Impulsive trip to suture life,
you seek Fishtown, 70s art colony,
decade-long experiment in bog,
cattail-squatting by painters, poets,
everybody high in marsh-bound shacks,
inspiration delivered twice a day
by Puget Sound tide. Hitch from I-5,
slump colorless in a truck of tulips,
hop down outside this quaint town.
It's been a long year of deaths --
relationship, neighbor, friends --
only not yours, not yet.
LaConner may be a good start,
point you toward Fishtown remains,
provide new direction, maybe north
by redemption. You walk past stacked art,
pallets of it casting long shadows
over First Street, Swinomish Channel
and the gray Sound. Two wrong turns
put you face to face with a church
where one Methodist sits cross-legged,
peers across at Tom Robbins' place,
prays in broken English for a sighting,
like you hopes for hope. Her gaze
says you may be saved by chance
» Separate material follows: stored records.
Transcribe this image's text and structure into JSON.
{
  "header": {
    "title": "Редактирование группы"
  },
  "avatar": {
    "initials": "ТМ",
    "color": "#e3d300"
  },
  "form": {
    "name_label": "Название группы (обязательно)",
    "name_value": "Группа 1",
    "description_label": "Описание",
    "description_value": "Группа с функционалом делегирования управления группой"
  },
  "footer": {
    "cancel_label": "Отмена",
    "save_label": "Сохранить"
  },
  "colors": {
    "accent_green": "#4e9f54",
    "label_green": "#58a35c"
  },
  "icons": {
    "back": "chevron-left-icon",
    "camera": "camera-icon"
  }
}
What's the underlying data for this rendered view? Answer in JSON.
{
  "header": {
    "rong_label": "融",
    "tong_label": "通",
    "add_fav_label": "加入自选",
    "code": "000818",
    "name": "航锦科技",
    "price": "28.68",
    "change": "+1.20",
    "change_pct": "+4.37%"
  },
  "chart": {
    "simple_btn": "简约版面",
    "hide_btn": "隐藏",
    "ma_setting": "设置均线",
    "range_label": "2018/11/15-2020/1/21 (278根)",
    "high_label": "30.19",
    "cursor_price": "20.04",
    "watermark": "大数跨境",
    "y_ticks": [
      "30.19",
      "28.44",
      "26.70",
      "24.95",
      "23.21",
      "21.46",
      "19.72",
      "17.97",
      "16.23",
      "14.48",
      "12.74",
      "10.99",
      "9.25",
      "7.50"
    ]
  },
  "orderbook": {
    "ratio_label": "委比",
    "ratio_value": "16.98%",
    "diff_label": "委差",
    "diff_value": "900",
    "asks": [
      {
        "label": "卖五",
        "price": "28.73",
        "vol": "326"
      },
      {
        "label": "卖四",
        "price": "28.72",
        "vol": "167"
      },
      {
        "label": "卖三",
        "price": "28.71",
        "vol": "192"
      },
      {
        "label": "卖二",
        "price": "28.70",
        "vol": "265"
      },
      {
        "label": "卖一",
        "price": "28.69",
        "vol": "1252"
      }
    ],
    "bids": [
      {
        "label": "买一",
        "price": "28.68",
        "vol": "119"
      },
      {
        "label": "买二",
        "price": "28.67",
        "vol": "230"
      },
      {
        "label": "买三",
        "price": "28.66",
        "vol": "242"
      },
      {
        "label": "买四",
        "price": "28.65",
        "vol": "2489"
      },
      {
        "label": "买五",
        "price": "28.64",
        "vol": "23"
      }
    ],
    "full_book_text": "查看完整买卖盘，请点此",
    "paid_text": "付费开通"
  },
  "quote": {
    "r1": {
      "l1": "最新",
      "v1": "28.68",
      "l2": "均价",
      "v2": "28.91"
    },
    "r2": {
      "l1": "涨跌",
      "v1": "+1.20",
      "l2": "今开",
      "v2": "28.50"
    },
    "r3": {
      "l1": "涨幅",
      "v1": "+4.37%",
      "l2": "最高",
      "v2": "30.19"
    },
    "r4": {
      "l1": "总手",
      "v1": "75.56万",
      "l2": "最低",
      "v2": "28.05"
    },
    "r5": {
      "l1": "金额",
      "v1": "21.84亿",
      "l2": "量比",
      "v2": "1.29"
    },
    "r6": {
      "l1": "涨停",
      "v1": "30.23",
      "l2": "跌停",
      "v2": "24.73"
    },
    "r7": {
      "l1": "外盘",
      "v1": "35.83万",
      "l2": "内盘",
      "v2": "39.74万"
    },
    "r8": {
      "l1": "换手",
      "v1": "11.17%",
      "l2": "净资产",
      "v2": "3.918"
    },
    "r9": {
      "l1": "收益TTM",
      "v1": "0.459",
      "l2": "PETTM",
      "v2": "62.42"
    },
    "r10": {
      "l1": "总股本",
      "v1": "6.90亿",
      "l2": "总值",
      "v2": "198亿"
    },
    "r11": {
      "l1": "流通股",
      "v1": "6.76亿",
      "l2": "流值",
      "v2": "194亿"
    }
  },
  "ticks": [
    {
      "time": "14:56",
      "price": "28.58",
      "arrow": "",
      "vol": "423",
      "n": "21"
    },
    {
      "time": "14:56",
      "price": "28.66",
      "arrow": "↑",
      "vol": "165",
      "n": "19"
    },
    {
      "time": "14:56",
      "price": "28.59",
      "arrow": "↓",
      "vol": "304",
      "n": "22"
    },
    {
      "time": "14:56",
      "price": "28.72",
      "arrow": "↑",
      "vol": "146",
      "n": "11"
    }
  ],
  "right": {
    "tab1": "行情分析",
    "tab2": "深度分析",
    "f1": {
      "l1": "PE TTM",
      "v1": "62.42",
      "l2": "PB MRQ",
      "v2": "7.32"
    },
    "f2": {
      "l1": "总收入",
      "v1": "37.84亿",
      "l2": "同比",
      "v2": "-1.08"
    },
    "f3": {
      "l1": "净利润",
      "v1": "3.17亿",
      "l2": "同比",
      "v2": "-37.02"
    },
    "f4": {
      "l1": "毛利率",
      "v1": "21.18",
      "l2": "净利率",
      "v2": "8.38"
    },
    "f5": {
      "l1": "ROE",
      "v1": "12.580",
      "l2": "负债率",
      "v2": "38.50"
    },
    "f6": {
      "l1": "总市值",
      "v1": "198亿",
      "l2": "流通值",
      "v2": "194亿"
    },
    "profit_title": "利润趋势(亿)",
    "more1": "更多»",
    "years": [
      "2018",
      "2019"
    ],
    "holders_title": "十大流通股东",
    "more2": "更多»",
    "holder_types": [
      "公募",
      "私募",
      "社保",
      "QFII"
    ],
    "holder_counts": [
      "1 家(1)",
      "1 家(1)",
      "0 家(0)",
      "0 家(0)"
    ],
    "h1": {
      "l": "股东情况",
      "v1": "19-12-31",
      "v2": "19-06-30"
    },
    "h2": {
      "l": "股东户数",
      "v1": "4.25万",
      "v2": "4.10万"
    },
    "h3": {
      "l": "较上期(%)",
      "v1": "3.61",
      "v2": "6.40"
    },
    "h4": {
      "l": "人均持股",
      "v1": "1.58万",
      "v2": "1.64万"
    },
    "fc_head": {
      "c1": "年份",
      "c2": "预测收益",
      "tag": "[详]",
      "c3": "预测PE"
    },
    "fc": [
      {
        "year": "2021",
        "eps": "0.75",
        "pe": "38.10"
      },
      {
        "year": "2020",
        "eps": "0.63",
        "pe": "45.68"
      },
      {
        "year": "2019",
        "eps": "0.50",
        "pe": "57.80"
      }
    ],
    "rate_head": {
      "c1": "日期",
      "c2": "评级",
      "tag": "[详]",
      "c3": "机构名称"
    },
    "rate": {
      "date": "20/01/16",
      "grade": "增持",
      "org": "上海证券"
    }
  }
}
if you bring yourself to believe
poetic fever constitutes fine art,
salt water tastes like good river,
eccentricity cortizones the soul.
She invites you in, whispers low
Robbins never took to Fishtown,
ignored claim -- deliberate simplicity --
tromped trails there only in sun.
His house here defies the color wheel,
mocks seclusion with plastic palm tree
clacking out front in the breeze.
Twin Jaguars idle in the driveway,
purr dual temptations -- beeline it south,
to Seattle, seek soggy culture,
go to a gallery, take in a chic show.
Sun begins to squat on the horizon,
retreat hinting the answer is flight --
leave Robbins, LaConner, behind,
abandon silly Fishtown quests,
let good life etched in gray go.
Find your own way, steal a black boat,
without holes, paddle northwest
in choppy water, make for Hope Island.
You'll sleep without any tonight,
dream it alive at first light.